Much as “personnel is policy” in the executive branch, the federal budget indicates actual priorities. Biden’s budget reflects his continuing embrace of the military-industrial complex, a tight grip that squeezes many billions needed for vital social, economic and environmental programs. The administration recently disclosed its plan to increase the basic military budget to $753 billion, a $13 billion boost above the last bloated Trump budget. (All told, the annual total of U.S. military-related spending has been way above $1 trillion for years.) And Biden continues to ramp up spending for nuclear weapons, including ICBMs— which former Defense Secretary William Perry aptly says are “some of the most dangerous weapons in the world.”
Meanwhile, Biden is heightening the dangers of an unimaginably catastrophic war with Russia or China. In sharp contrast to his assertion on Feb. 4 that “diplomacy is back at the center of our foreign policy,” Biden proceeded to undermine diplomacy with reckless rhetoric toward Russia and a confrontational approach to China. The effects have included blocking diplomatic channels and signaling military brinkmanship.

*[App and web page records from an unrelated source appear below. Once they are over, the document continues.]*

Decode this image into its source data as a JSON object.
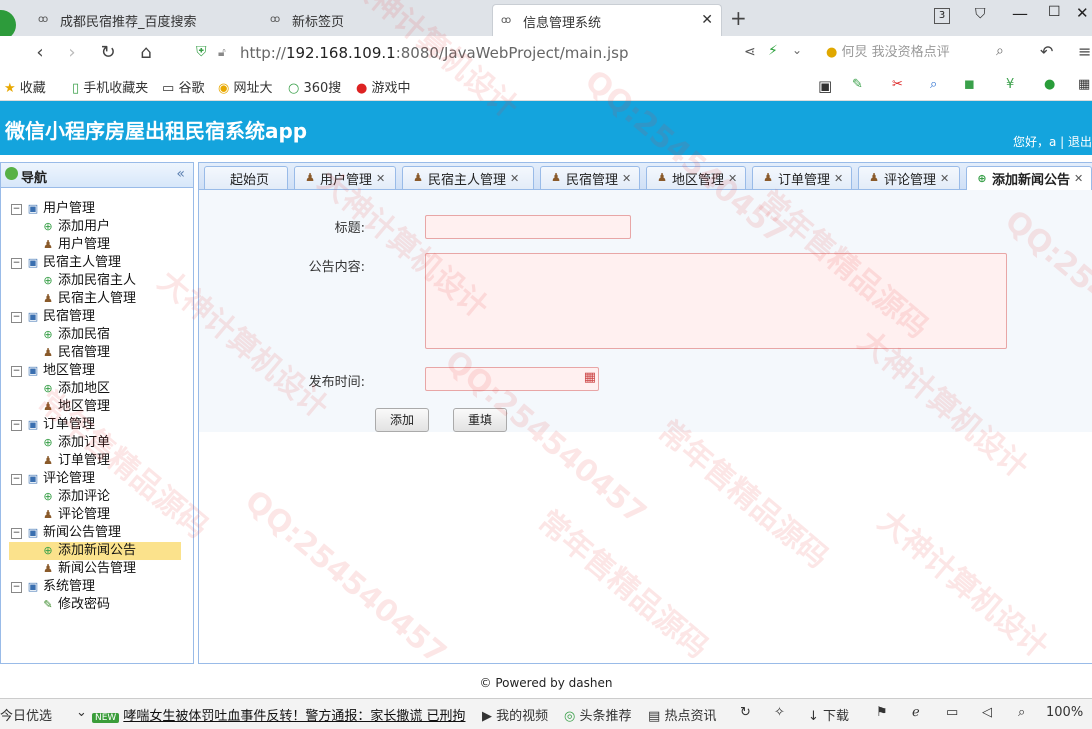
{
  "browser": {
    "tabs": [
      {
        "label": "成都民宿推荐_百度搜索",
        "active": false
      },
      {
        "label": "新标签页",
        "active": false
      },
      {
        "label": "信息管理系统",
        "active": true
      }
    ],
    "new_tab": "+",
    "tab_count": "3",
    "url_prefix": "http://",
    "url_host": "192.168.109.1",
    "url_rest": ":8080/JavaWebProject/main.jsp",
    "search_placeholder": "何炅 我没资格点评",
    "bookmarks": [
      "收藏",
      "手机收藏夹",
      "谷歌",
      "网址大",
      "360搜",
      "游戏中"
    ]
  },
  "app": {
    "title": "微信小程序房屋出租民宿系统app",
    "welcome": "您好，a | 退出"
  },
  "nav": {
    "title": "导航",
    "collapse": "«",
    "groups": [
      {
        "label": "用户管理",
        "items": [
          "添加用户",
          "用户管理"
        ]
      },
      {
        "label": "民宿主人管理",
        "items": [
          "添加民宿主人",
          "民宿主人管理"
        ]
      },
      {
        "label": "民宿管理",
        "items": [
          "添加民宿",
          "民宿管理"
        ]
      },
      {
        "label": "地区管理",
        "items": [
          "添加地区",
          "地区管理"
        ]
      },
      {
        "label": "订单管理",
        "items": [
          "添加订单",
          "订单管理"
        ]
      },
      {
        "label": "评论管理",
        "items": [
          "添加评论",
          "评论管理"
        ]
      },
      {
        "label": "新闻公告管理",
        "items": [
          "添加新闻公告",
          "新闻公告管理"
        ]
      },
      {
        "label": "系统管理",
        "items": [
          "修改密码"
        ]
      }
    ],
    "selected": "添加新闻公告"
  },
  "content_tabs": [
    {
      "label": "起始页",
      "closable": false,
      "active": false
    },
    {
      "label": "用户管理",
      "closable": true,
      "active": false
    },
    {
      "label": "民宿主人管理",
      "closable": true,
      "active": false
    },
    {
      "label": "民宿管理",
      "closable": true,
      "active": false
    },
    {
      "label": "地区管理",
      "closable": true,
      "active": false
    },
    {
      "label": "订单管理",
      "closable": true,
      "active": false
    },
    {
      "label": "评论管理",
      "closable": true,
      "active": false
    },
    {
      "label": "添加新闻公告",
      "closable": true,
      "active": true
    }
  ],
  "form": {
    "title_label": "标题:",
    "title_value": "",
    "content_label": "公告内容:",
    "content_value": "",
    "date_label": "发布时间:",
    "date_value": "",
    "submit": "添加",
    "reset": "重填"
  },
  "footer": "© Powered by dashen",
  "statusbar": {
    "left": "今日优选",
    "badge": "NEW",
    "news": "哮喘女生被体罚吐血事件反转！警方通报：家长撒谎 已刑拘",
    "video": "我的视频",
    "headline": "头条推荐",
    "hot": "热点资讯",
    "download": "下载",
    "zoom": "100%"
  },
  "watermarks": [
    "大神计算机设计",
    "QQ:254540457",
    "常年售精品源码"
  ]
}
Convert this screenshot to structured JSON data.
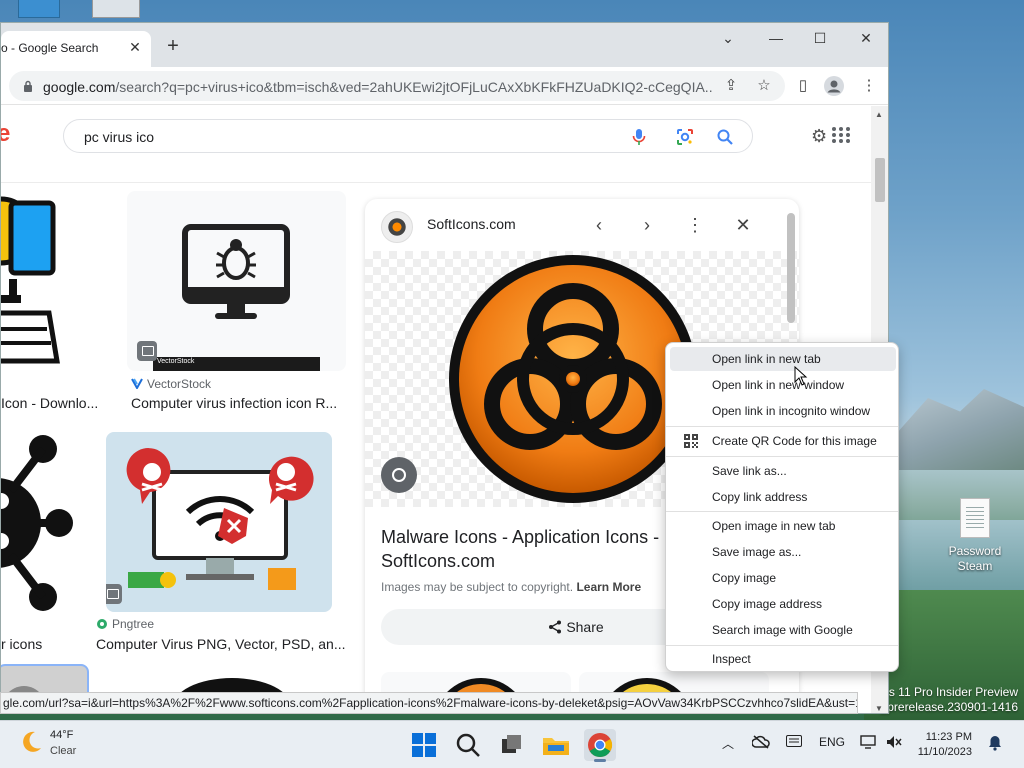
{
  "desktop": {
    "icon_label_line1": "Password",
    "icon_label_line2": "Steam",
    "watermark_line1": "ws 11 Pro Insider Preview",
    "watermark_line2": "s_prerelease.230901-1416"
  },
  "browser": {
    "tab_title": "o - Google Search",
    "new_tab": "+",
    "url_host": "google.com",
    "url_path": "/search?q=pc+virus+ico&tbm=isch&ved=2ahUKEwi2jtOFjLuCAxXbKFkFHZUaDKIQ2-cCegQIA...",
    "status_url": "gle.com/url?sa=i&url=https%3A%2F%2Fwww.softicons.com%2Fapplication-icons%2Fmalware-icons-by-deleket&psig=AOvVaw34KrbPSCCzvhhco7slidEA&ust=1..."
  },
  "google": {
    "logo_fragment": "e",
    "query": "pc virus ico"
  },
  "results": [
    {
      "source": "",
      "title": "Icon - Downlo..."
    },
    {
      "source": "VectorStock",
      "title": "Computer virus infection icon R..."
    },
    {
      "source": "",
      "title": "r icons"
    },
    {
      "source": "Pngtree",
      "title": "Computer Virus PNG, Vector, PSD, an..."
    }
  ],
  "vectorstock_banner": "VectorStock",
  "preview": {
    "site": "SoftIcons.com",
    "title": "Malware Icons - Application Icons - SoftIcons.com",
    "copyright": "Images may be subject to copyright.",
    "learn_more": "Learn More",
    "share": "Share"
  },
  "context_menu": [
    {
      "label": "Open link in new tab"
    },
    {
      "label": "Open link in new window"
    },
    {
      "label": "Open link in incognito window"
    },
    {
      "label": "Create QR Code for this image"
    },
    {
      "label": "Save link as..."
    },
    {
      "label": "Copy link address"
    },
    {
      "label": "Open image in new tab"
    },
    {
      "label": "Save image as..."
    },
    {
      "label": "Copy image"
    },
    {
      "label": "Copy image address"
    },
    {
      "label": "Search image with Google"
    },
    {
      "label": "Inspect"
    }
  ],
  "taskbar": {
    "temperature": "44°F",
    "condition": "Clear",
    "lang": "ENG",
    "time": "11:23 PM",
    "date": "11/10/2023"
  },
  "colors": {
    "accent_blue": "#1a73e8",
    "biohazard_orange": "#f07c14",
    "danger_red": "#d32f2f"
  }
}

Biden won praise when he announced plans for a not-quite-total U.S. troop withdrawal from Afghanistan, but he has not committed to ending the U.S. air war there—and some forms of on-the-ground military involvement are open-ended.
Unfortunately, little attention has gone to the alarming realities of Biden’s foreign policy and inflated budget for militarism. Domestic matters are in the spotlight, where—contrary to overblown praise—the overall picture is very mixed.
While Biden has issued some executive orders improving social and regulatory policies, he has refused to issue many much-needed executive orders. Give him an “I” for incomplete, including on the issue of $1.7 trillion in student loan debt that undermines the economy and burdens 45 million debtors, especially people of color. Biden has not budged, even after non-progressive Democrats like Senate Majority Leader Chuck Schumer have pressed him to use his executive authority under existing legislation to excuse up to $50,000 in college debt per person.
On the subject of healthcare reform, Biden has long been held back by his allegiance to corporate power—as Rep. Jayapal knows well, since she has tenaciously led the Medicare for All battle in the House. Biden has never disavowed his appalling comment in March 2020 that he might veto Medicare for All if it somehow passed both houses of Congress. During the traumatic 14 months of the pandemic since then, while millions have lost coverage because insurance is tied to employment, Biden’s stance hardly improved. Candidate Biden had promised to lower the age of Medicare eligibility from 65 to 60, but even that meager promise has disappeared.
With wealth and income having gushed to the top in recent decades, and especially during COVID, Biden is proposing some tax increases on corporations and the very wealthy—quite popular with voters—to pay for infrastructure and social programs. For example, Biden proposes returning the top marginal tax bracket on the richest individuals from 37 percent to merely 39.6 percent, where it was in 2017 before Trump lowered it. Presidential candidate Bernie Sanders campaigned on raising the top tax bracket to 52 percent, while AOC called for raising it to 70 percent, a popular approach according to polls. To put this all in perspective: When the U.S. economy and middle class boomed during the 1950s, the top tax bracket was over 90 percent under Republican President Eisenhower.
We have no quarrel with those who seek to inspire optimism among progressives by pointing out that their activism has already achieved some great things. But activism should be grounded in candor and realism about where we are now—and how far we still need to go.